“When we first started to make the film, the thought of Malcolm McDowell (who turns out to be the film’s main villain) and myself flying around in ‘copters wasn’t really considered that much, but as we began to process the shots were so much better whenever we were in the ‘copters. So it really required that we both appeared in them, and we wound up doing most of the stunts ourselves. I mean, there was a stunt pilot aboard, and he was set back in the machine so you couldn’t see him. But he was piloting all the stunts around the buildings and through the aquaducts. Everything you see out of the window is what we saw, and sometimes it was pretty scary.”
Just how authentic is the equipment on board “Blue Thunder”?
Said Sheider: “That’s the interesting and significant thing. All the armament used in the film is real. It does exist. It’s manufactured by aviation firms. Now, not only do they have armaments but they have devices that can X-ray and see into your house. They have recording devices that can overhear any conversation in a car, in a closet, in the cellar, any place!”
“So you seem the underlying theme of the movie is that it’s a total invasion of privacy. Although this kind of device to control crowd would be very effective it would also be invasion of your personal liberties. What my character does in the film is to show the community that this kind of device isn’t necessary to be flying over anyone’s life.”
What about the background in Murphy, the man he plays?
“He’s a ex-Vietnamese air-force flyer who comes back to civilian life to continue flying. He starts working for the Los Angeles Police Department but his background and his memories of that war are not very pleasant. This new Peeping Tom aspect of his job reminds in, in many ways, of that kind of surveillance he had done in Vietnam. What the introduction of all the new ideas and equipment he really starts to get shaky about the horrendous possibilities of using this stuff. The whole idea of Big Brotherism with the helicopter doesn’t sit well with him, but he wants to continue with his job believing that the helicopter squadron, as it assists, does serve a great function in society. He feels his job is worthwhile, but not as a snoop. He doesn’t like that. But he’s a good cop. I call him Clean Harry of the Airways!

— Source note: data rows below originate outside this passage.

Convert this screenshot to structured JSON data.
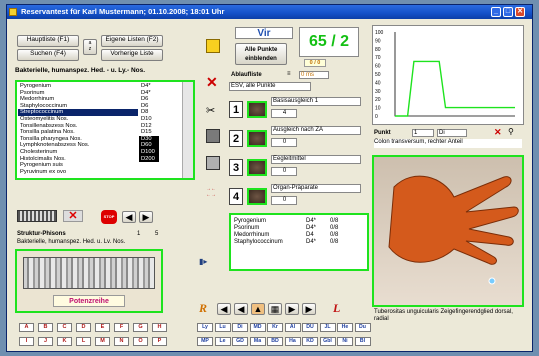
{
  "window": {
    "title": "Reservantest für Karl Mustermann; 01.10.2008; 18:01 Uhr",
    "min": "_",
    "max": "□",
    "close": "✕"
  },
  "nav": {
    "btn_main": "Hauptliste (F1)",
    "btn_own": "Eigene Listen (F2)",
    "btn_search": "Suchen (F4)",
    "btn_prev": "Vorherige Liste",
    "sort": "a\nz"
  },
  "current_title": "Bakterielle, humanspez. Hed. - u. Ly.- Nos.",
  "list": {
    "items": [
      "Pyrogenium",
      "Psorinum",
      "Medorrhinum",
      "Staphylococcinum",
      "Streptococcinum",
      "Osteomyelitis Nos.",
      "Tonsillenabszess Nos.",
      "Tonsilla palatina Nos.",
      "Tonsilla pharyngea Nos.",
      "Lymphknotenabszess Nos.",
      "Cholesterinum",
      "Histolcimalis Nos.",
      "Pyrogenium suis",
      "Pyruvinum ex ovo"
    ],
    "selected_index": 4,
    "potencies": [
      "D4*",
      "D4*",
      "D6",
      "D6",
      "D8",
      "D10",
      "D12",
      "D15",
      "D30",
      "D60",
      "D100",
      "D200"
    ],
    "potency_selected": [
      8,
      9,
      10,
      11
    ]
  },
  "vir": {
    "label": "Vir",
    "score": "65 / 2",
    "sub_score": "0 / 0",
    "all_points_btn": "Alle Punkte\neinblenden",
    "ablauf_label": "Ablaufliste",
    "ablauf_field": "0 ms",
    "esv_select": "ESV, alle Punkte"
  },
  "slots": [
    {
      "num": "1",
      "name": "Basisausgleich 1",
      "val": "4"
    },
    {
      "num": "2",
      "name": "Ausgleich nach ZA",
      "val": "0"
    },
    {
      "num": "3",
      "name": "Eegleitmittel",
      "val": "0"
    },
    {
      "num": "4",
      "name": "Organ-Präparate",
      "val": "0"
    }
  ],
  "result_list": [
    {
      "name": "Pyrogenium",
      "pot": "D4*",
      "val": "0/8"
    },
    {
      "name": "Psorinum",
      "pot": "D4*",
      "val": "0/8"
    },
    {
      "name": "Medorrhinum",
      "pot": "D4",
      "val": "0/8"
    },
    {
      "name": "Staphylococcinum",
      "pot": "D4*",
      "val": "0/8"
    }
  ],
  "chart_data": {
    "type": "line",
    "y_ticks": [
      "100",
      "90",
      "80",
      "70",
      "60",
      "50",
      "40",
      "30",
      "20",
      "10",
      "0"
    ],
    "ylim": [
      0,
      100
    ],
    "points": [
      0,
      0,
      0,
      65,
      65,
      65,
      65,
      65,
      10,
      10,
      10,
      10,
      10,
      10,
      10,
      10,
      10,
      10,
      10,
      10
    ],
    "color": "#1ee31e"
  },
  "point": {
    "label": "Punkt",
    "number": "1",
    "code": "Di",
    "description": "Colon transversum, rechter Anteil"
  },
  "photo_caption": "Tuberositas unguicularis Zeigefingerendglied dorsal, radial",
  "struktur": {
    "label": "Struktur-Phisons",
    "count": "1",
    "count2": "5",
    "text": "Bakterielle, humanspez. Hed. u. Lv. Nos."
  },
  "ampoule_label": "Potenzreihe",
  "alphabet": [
    "A",
    "B",
    "C",
    "D",
    "E",
    "F",
    "G",
    "H",
    "I",
    "J",
    "K",
    "L",
    "M",
    "N",
    "O",
    "P"
  ],
  "groups_top": [
    "Ly",
    "Lu",
    "Di",
    "MD",
    "Kr",
    "Al",
    "DU",
    "JL",
    "He",
    "Du"
  ],
  "groups_bottom": [
    "MP",
    "Le",
    "GD",
    "Ma",
    "BD",
    "Ha",
    "KD",
    "Gbl",
    "Ni",
    "Bl"
  ],
  "nav_r": "R",
  "nav_l": "L"
}
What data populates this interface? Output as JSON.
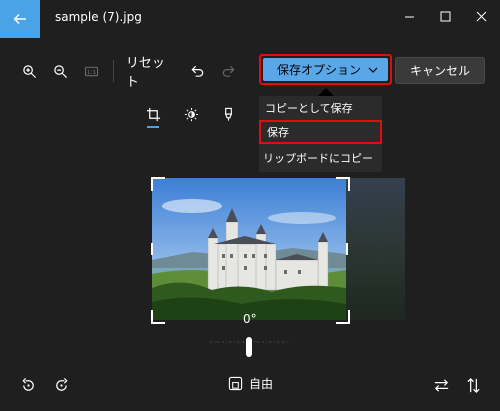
{
  "window": {
    "title": "sample (7).jpg"
  },
  "toolbar": {
    "reset_label": "リセット",
    "save_options_label": "保存オプション",
    "cancel_label": "キャンセル"
  },
  "save_menu": {
    "items": [
      {
        "label": "コピーとして保存"
      },
      {
        "label": "保存"
      },
      {
        "label": "リップボードにコピー"
      }
    ]
  },
  "editor": {
    "angle": "0°",
    "aspect_label": "自由"
  },
  "colors": {
    "accent": "#5aa7e8",
    "highlight": "#e30b0b",
    "background": "#1f1f1f"
  },
  "icons": [
    "back-arrow-icon",
    "zoom-in-icon",
    "zoom-out-icon",
    "actual-size-icon",
    "undo-icon",
    "redo-icon",
    "chevron-down-icon",
    "crop-icon",
    "brightness-icon",
    "markup-icon",
    "rotate-left-icon",
    "rotate-right-icon",
    "aspect-ratio-icon",
    "flip-horizontal-icon",
    "flip-vertical-icon"
  ]
}
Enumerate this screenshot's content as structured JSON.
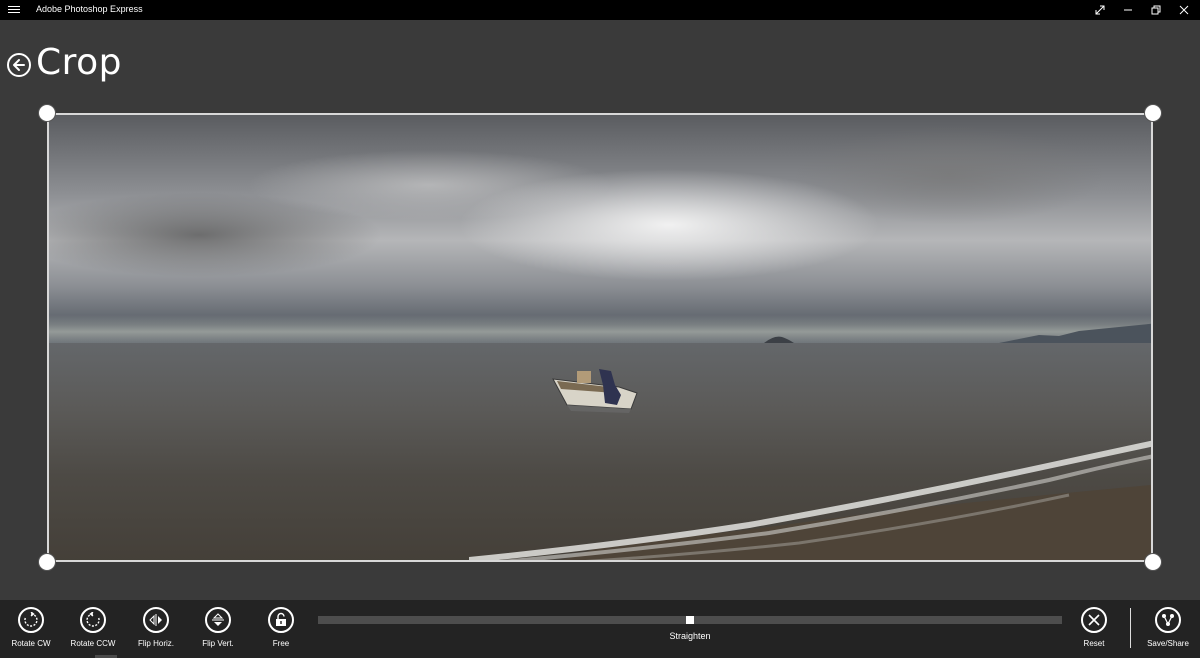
{
  "window": {
    "app_title": "Adobe Photoshop Express",
    "controls": [
      "fullscreen-icon",
      "minimize-icon",
      "restore-icon",
      "close-icon"
    ]
  },
  "header": {
    "title": "Crop",
    "back_icon": "back-arrow-icon"
  },
  "image": {
    "description_icon": "photo"
  },
  "toolbar": {
    "tools": [
      {
        "label": "Rotate CW",
        "icon": "rotate-cw-icon"
      },
      {
        "label": "Rotate CCW",
        "icon": "rotate-ccw-icon"
      },
      {
        "label": "Flip Horiz.",
        "icon": "flip-horizontal-icon"
      },
      {
        "label": "Flip Vert.",
        "icon": "flip-vertical-icon"
      },
      {
        "label": "Free",
        "icon": "unlock-icon"
      }
    ],
    "straighten": {
      "label": "Straighten",
      "value_fraction": 0.5
    },
    "reset_label": "Reset",
    "save_share_label": "Save/Share"
  },
  "colors": {
    "background": "#3a3a3a",
    "titlebar": "#000000",
    "toolbar": "#232323",
    "accent": "#ffffff"
  }
}
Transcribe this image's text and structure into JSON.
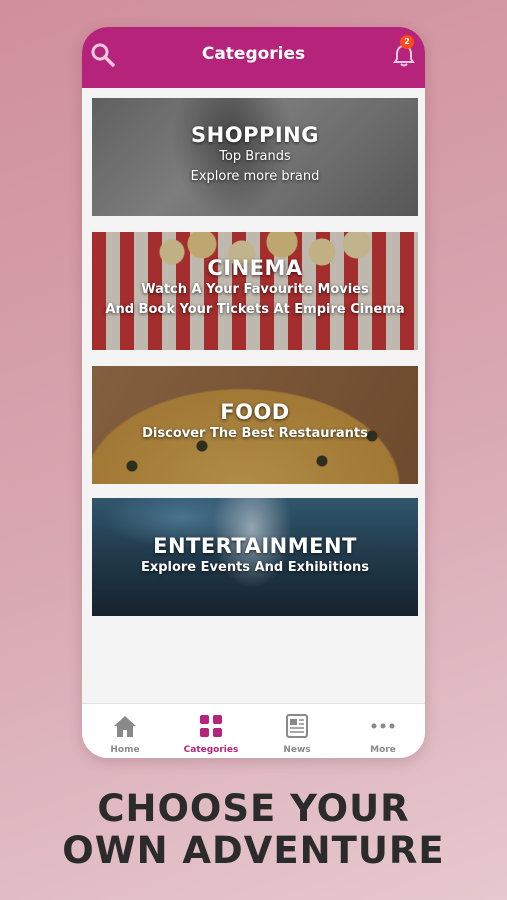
{
  "header": {
    "title": "Categories",
    "search_icon": "search-icon",
    "bell_icon": "bell-icon",
    "notification_count": "2"
  },
  "categories": [
    {
      "title": "SHOPPING",
      "lines": [
        "Top Brands",
        "Explore more brand"
      ]
    },
    {
      "title": "CINEMA",
      "lines": [
        "Watch A Your Favourite Movies",
        "And Book Your Tickets At Empire Cinema"
      ]
    },
    {
      "title": "FOOD",
      "lines": [
        "Discover The Best Restaurants"
      ]
    },
    {
      "title": "ENTERTAINMENT",
      "lines": [
        "Explore Events And Exhibitions"
      ]
    }
  ],
  "tabbar": {
    "tabs": [
      {
        "label": "Home",
        "icon": "home-icon",
        "active": false
      },
      {
        "label": "Categories",
        "icon": "grid-icon",
        "active": true
      },
      {
        "label": "News",
        "icon": "newspaper-icon",
        "active": false
      },
      {
        "label": "More",
        "icon": "more-dots-icon",
        "active": false
      }
    ]
  },
  "tagline": {
    "line1": "CHOOSE YOUR",
    "line2": "OWN ADVENTURE"
  },
  "colors": {
    "brand": "#b5247a",
    "badge": "#ff4a1c",
    "inactive_tab": "#8a8a8a",
    "background": "#d9a9b3"
  }
}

“I guess I have been very fortunate in having been in some very good action-adventure movies like The French Connection and Jaws. I’m a little wary about doing too many of those kind of pictures. But as far as Blue Thunder is concerned, because it has both the action and the excitement, and because politically it said something that needed to be said, I thought, well yeah, this is a worthwhile thing to do.
“If the public become as wary and understandable, and as anxious, about helicopters as the audience in Jaws were about sharks, then I think the picture will have served its purpose.
“I think it’s a very important movie because it alerts people to the kind of ultra conservative of even fascistic tendencies of some law enforcement personnel. There are people who would like to make sure your life is very well run and near and that you cooperate with the government and that they know at all times you are behaving as a good citizen. In other words, your personal freedom and your personal life is of great interest to them. Not really, but interested in making sure you’re not doing anything wrong. You’re also not free. You’re not alive. You live in fear. You have no relationships with anyone that can mean anything because someone is always listening. So there’s a spooky aspect to this film that I think is important.”